## Work to be completed:
Write out each line exactly, starting with the one containing "Transcribe this image's" and stopping after the last line of the listing below.

## Material shown:
*** Block opens ***
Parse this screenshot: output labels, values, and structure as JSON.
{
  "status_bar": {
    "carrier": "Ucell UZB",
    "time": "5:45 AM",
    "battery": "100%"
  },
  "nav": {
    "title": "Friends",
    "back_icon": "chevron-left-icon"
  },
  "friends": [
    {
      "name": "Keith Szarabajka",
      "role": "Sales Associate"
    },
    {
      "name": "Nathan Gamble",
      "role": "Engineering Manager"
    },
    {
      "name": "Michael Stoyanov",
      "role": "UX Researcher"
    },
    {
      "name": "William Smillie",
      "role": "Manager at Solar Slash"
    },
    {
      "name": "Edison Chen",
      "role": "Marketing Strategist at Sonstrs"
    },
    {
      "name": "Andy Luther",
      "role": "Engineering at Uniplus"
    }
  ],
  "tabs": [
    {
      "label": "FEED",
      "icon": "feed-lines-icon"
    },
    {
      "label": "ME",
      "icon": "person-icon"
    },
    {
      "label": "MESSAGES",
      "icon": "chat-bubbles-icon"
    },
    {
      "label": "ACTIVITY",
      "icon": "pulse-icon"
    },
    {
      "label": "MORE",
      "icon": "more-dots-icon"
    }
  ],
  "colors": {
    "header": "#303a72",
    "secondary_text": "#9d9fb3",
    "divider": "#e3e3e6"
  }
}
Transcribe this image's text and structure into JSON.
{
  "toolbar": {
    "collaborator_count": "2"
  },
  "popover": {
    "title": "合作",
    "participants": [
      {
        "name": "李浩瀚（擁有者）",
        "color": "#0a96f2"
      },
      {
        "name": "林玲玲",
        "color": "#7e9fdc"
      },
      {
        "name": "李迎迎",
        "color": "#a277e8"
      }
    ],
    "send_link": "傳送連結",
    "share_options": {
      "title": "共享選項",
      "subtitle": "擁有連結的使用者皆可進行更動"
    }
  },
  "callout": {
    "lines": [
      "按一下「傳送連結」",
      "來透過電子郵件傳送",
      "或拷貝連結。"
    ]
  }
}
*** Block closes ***
## Output:
Transcribe this image's text and structure into JSON.
{
  "toolbar": {
    "collaborator_count": "2"
  },
  "popover": {
    "title": "合作",
    "participants": [
      {
        "name": "李浩瀚（擁有者）",
        "color": "#0a96f2"
      },
      {
        "name": "林玲玲",
        "color": "#7e9fdc"
      },
      {
        "name": "李迎迎",
        "color": "#a277e8"
      }
    ],
    "send_link": "傳送連結",
    "share_options": {
      "title": "共享選項",
      "subtitle": "擁有連結的使用者皆可進行更動"
    }
  },
  "callout": {
    "lines": [
      "按一下「傳送連結」",
      "來透過電子郵件傳送",
      "或拷貝連結。"
    ]
  }
}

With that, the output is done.